Information provided |
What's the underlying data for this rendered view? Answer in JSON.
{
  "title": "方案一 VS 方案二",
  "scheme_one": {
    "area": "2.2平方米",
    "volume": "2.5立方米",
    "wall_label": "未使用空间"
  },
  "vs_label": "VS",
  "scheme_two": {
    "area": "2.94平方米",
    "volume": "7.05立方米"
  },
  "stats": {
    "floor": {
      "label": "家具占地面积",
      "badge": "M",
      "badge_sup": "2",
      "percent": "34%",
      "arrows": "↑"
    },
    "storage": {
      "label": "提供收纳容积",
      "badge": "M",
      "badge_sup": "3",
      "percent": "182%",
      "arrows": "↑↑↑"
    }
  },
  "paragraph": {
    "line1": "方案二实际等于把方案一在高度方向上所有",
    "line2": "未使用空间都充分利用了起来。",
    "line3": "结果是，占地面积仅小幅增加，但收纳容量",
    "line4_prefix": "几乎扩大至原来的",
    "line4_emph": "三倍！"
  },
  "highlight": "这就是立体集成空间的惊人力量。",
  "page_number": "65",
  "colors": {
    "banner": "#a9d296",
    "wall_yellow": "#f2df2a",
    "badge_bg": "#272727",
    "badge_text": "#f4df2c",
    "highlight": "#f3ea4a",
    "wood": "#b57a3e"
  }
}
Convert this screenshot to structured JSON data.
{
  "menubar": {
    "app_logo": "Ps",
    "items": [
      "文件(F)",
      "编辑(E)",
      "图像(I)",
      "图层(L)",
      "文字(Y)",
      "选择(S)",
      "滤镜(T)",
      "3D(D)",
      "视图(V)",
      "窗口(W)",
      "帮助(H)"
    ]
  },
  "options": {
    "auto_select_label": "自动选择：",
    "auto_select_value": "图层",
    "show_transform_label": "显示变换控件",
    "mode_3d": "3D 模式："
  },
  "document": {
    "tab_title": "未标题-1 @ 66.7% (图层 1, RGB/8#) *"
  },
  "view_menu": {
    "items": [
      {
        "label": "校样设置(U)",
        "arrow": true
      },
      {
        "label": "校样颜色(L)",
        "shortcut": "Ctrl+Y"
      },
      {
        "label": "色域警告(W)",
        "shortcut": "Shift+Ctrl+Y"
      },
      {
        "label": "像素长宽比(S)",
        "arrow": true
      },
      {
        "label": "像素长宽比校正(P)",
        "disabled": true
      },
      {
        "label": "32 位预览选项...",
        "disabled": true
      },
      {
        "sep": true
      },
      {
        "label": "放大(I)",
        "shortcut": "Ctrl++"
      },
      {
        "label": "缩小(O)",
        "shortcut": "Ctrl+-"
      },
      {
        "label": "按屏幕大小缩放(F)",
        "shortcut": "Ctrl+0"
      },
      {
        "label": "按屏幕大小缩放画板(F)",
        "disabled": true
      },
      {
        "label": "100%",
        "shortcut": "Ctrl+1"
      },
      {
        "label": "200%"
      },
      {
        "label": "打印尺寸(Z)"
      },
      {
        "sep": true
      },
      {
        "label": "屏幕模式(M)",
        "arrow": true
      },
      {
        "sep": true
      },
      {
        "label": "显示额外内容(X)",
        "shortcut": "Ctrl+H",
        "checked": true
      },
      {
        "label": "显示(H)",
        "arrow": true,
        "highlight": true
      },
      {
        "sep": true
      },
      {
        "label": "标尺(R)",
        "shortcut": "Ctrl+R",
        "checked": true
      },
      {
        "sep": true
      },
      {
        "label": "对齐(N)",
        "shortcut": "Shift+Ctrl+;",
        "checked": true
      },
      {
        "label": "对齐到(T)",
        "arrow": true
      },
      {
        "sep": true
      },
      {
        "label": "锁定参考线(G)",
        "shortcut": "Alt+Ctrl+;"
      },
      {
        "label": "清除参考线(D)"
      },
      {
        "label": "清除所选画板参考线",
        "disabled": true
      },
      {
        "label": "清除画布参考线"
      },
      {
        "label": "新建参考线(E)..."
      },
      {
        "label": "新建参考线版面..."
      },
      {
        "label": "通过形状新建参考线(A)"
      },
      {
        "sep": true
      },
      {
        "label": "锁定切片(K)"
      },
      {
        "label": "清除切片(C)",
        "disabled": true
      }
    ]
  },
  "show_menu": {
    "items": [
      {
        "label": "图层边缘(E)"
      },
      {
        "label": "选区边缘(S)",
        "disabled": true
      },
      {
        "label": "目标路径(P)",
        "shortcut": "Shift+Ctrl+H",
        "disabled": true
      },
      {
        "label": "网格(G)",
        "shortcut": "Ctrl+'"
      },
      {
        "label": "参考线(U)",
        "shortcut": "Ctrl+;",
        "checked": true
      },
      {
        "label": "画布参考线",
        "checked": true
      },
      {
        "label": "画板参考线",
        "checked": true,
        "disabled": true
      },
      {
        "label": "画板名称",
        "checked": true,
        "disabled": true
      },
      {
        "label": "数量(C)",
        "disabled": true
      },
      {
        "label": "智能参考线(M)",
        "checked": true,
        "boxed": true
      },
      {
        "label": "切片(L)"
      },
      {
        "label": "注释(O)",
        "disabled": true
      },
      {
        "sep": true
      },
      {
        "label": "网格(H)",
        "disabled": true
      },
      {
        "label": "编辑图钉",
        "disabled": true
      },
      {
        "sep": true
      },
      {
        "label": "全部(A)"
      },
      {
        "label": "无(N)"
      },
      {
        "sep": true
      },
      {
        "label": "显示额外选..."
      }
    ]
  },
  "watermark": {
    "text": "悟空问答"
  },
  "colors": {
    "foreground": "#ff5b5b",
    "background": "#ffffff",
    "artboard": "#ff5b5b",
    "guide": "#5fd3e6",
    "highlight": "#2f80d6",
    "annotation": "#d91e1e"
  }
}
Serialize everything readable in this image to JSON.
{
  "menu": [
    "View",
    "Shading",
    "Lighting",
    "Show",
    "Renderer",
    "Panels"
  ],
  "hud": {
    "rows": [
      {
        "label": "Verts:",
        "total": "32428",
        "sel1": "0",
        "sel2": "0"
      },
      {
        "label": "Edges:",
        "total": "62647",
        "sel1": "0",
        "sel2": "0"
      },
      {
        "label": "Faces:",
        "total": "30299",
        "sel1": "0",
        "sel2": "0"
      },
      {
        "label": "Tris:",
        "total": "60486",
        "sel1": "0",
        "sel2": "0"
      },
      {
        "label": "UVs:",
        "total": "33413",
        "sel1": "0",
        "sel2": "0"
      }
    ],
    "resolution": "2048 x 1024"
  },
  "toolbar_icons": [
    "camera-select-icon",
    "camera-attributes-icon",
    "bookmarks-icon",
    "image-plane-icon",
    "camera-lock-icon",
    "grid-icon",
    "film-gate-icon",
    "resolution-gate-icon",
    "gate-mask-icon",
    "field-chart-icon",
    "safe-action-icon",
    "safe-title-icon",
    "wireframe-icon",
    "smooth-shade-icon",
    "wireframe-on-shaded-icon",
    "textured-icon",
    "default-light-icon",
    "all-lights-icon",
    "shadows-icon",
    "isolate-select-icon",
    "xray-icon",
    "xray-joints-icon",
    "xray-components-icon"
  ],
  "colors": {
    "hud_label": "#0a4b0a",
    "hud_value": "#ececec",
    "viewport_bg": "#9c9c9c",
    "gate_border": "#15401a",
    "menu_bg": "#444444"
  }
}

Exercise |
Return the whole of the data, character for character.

Answer to the exercise |
What's the underlying data for this rendered view? Answer in JSON.
{
  "title": "方案一 VS 方案二",
  "scheme_one": {
    "area": "2.2平方米",
    "volume": "2.5立方米",
    "wall_label": "未使用空间"
  },
  "vs_label": "VS",
  "scheme_two": {
    "area": "2.94平方米",
    "volume": "7.05立方米"
  },
  "stats": {
    "floor": {
      "label": "家具占地面积",
      "badge": "M",
      "badge_sup": "2",
      "percent": "34%",
      "arrows": "↑"
    },
    "storage": {
      "label": "提供收纳容积",
      "badge": "M",
      "badge_sup": "3",
      "percent": "182%",
      "arrows": "↑↑↑"
    }
  },
  "paragraph": {
    "line1": "方案二实际等于把方案一在高度方向上所有",
    "line2": "未使用空间都充分利用了起来。",
    "line3": "结果是，占地面积仅小幅增加，但收纳容量",
    "line4_prefix": "几乎扩大至原来的",
    "line4_emph": "三倍！"
  },
  "highlight": "这就是立体集成空间的惊人力量。",
  "page_number": "65",
  "colors": {
    "banner": "#a9d296",
    "wall_yellow": "#f2df2a",
    "badge_bg": "#272727",
    "badge_text": "#f4df2c",
    "highlight": "#f3ea4a",
    "wood": "#b57a3e"
  }
}
Convert this screenshot to structured JSON data.
{
  "menubar": {
    "app_logo": "Ps",
    "items": [
      "文件(F)",
      "编辑(E)",
      "图像(I)",
      "图层(L)",
      "文字(Y)",
      "选择(S)",
      "滤镜(T)",
      "3D(D)",
      "视图(V)",
      "窗口(W)",
      "帮助(H)"
    ]
  },
  "options": {
    "auto_select_label": "自动选择：",
    "auto_select_value": "图层",
    "show_transform_label": "显示变换控件",
    "mode_3d": "3D 模式："
  },
  "document": {
    "tab_title": "未标题-1 @ 66.7% (图层 1, RGB/8#) *"
  },
  "view_menu": {
    "items": [
      {
        "label": "校样设置(U)",
        "arrow": true
      },
      {
        "label": "校样颜色(L)",
        "shortcut": "Ctrl+Y"
      },
      {
        "label": "色域警告(W)",
        "shortcut": "Shift+Ctrl+Y"
      },
      {
        "label": "像素长宽比(S)",
        "arrow": true
      },
      {
        "label": "像素长宽比校正(P)",
        "disabled": true
      },
      {
        "label": "32 位预览选项...",
        "disabled": true
      },
      {
        "sep": true
      },
      {
        "label": "放大(I)",
        "shortcut": "Ctrl++"
      },
      {
        "label": "缩小(O)",
        "shortcut": "Ctrl+-"
      },
      {
        "label": "按屏幕大小缩放(F)",
        "shortcut": "Ctrl+0"
      },
      {
        "label": "按屏幕大小缩放画板(F)",
        "disabled": true
      },
      {
        "label": "100%",
        "shortcut": "Ctrl+1"
      },
      {
        "label": "200%"
      },
      {
        "label": "打印尺寸(Z)"
      },
      {
        "sep": true
      },
      {
        "label": "屏幕模式(M)",
        "arrow": true
      },
      {
        "sep": true
      },
      {
        "label": "显示额外内容(X)",
        "shortcut": "Ctrl+H",
        "checked": true
      },
      {
        "label": "显示(H)",
        "arrow": true,
        "highlight": true
      },
      {
        "sep": true
      },
      {
        "label": "标尺(R)",
        "shortcut": "Ctrl+R",
        "checked": true
      },
      {
        "sep": true
      },
      {
        "label": "对齐(N)",
        "shortcut": "Shift+Ctrl+;",
        "checked": true
      },
      {
        "label": "对齐到(T)",
        "arrow": true
      },
      {
        "sep": true
      },
      {
        "label": "锁定参考线(G)",
        "shortcut": "Alt+Ctrl+;"
      },
      {
        "label": "清除参考线(D)"
      },
      {
        "label": "清除所选画板参考线",
        "disabled": true
      },
      {
        "label": "清除画布参考线"
      },
      {
        "label": "新建参考线(E)..."
      },
      {
        "label": "新建参考线版面..."
      },
      {
        "label": "通过形状新建参考线(A)"
      },
      {
        "sep": true
      },
      {
        "label": "锁定切片(K)"
      },
      {
        "label": "清除切片(C)",
        "disabled": true
      }
    ]
  },
  "show_menu": {
    "items": [
      {
        "label": "图层边缘(E)"
      },
      {
        "label": "选区边缘(S)",
        "disabled": true
      },
      {
        "label": "目标路径(P)",
        "shortcut": "Shift+Ctrl+H",
        "disabled": true
      },
      {
        "label": "网格(G)",
        "shortcut": "Ctrl+'"
      },
      {
        "label": "参考线(U)",
        "shortcut": "Ctrl+;",
        "checked": true
      },
      {
        "label": "画布参考线",
        "checked": true
      },
      {
        "label": "画板参考线",
        "checked": true,
        "disabled": true
      },
      {
        "label": "画板名称",
        "checked": true,
        "disabled": true
      },
      {
        "label": "数量(C)",
        "disabled": true
      },
      {
        "label": "智能参考线(M)",
        "checked": true,
        "boxed": true
      },
      {
        "label": "切片(L)"
      },
      {
        "label": "注释(O)",
        "disabled": true
      },
      {
        "sep": true
      },
      {
        "label": "网格(H)",
        "disabled": true
      },
      {
        "label": "编辑图钉",
        "disabled": true
      },
      {
        "sep": true
      },
      {
        "label": "全部(A)"
      },
      {
        "label": "无(N)"
      },
      {
        "sep": true
      },
      {
        "label": "显示额外选..."
      }
    ]
  },
  "watermark": {
    "text": "悟空问答"
  },
  "colors": {
    "foreground": "#ff5b5b",
    "background": "#ffffff",
    "artboard": "#ff5b5b",
    "guide": "#5fd3e6",
    "highlight": "#2f80d6",
    "annotation": "#d91e1e"
  }
}
Serialize everything readable in this image to JSON.
{
  "menu": [
    "View",
    "Shading",
    "Lighting",
    "Show",
    "Renderer",
    "Panels"
  ],
  "hud": {
    "rows": [
      {
        "label": "Verts:",
        "total": "32428",
        "sel1": "0",
        "sel2": "0"
      },
      {
        "label": "Edges:",
        "total": "62647",
        "sel1": "0",
        "sel2": "0"
      },
      {
        "label": "Faces:",
        "total": "30299",
        "sel1": "0",
        "sel2": "0"
      },
      {
        "label": "Tris:",
        "total": "60486",
        "sel1": "0",
        "sel2": "0"
      },
      {
        "label": "UVs:",
        "total": "33413",
        "sel1": "0",
        "sel2": "0"
      }
    ],
    "resolution": "2048 x 1024"
  },
  "toolbar_icons": [
    "camera-select-icon",
    "camera-attributes-icon",
    "bookmarks-icon",
    "image-plane-icon",
    "camera-lock-icon",
    "grid-icon",
    "film-gate-icon",
    "resolution-gate-icon",
    "gate-mask-icon",
    "field-chart-icon",
    "safe-action-icon",
    "safe-title-icon",
    "wireframe-icon",
    "smooth-shade-icon",
    "wireframe-on-shaded-icon",
    "textured-icon",
    "default-light-icon",
    "all-lights-icon",
    "shadows-icon",
    "isolate-select-icon",
    "xray-icon",
    "xray-joints-icon",
    "xray-components-icon"
  ],
  "colors": {
    "hud_label": "#0a4b0a",
    "hud_value": "#ececec",
    "viewport_bg": "#9c9c9c",
    "gate_border": "#15401a",
    "menu_bg": "#444444"
  }
}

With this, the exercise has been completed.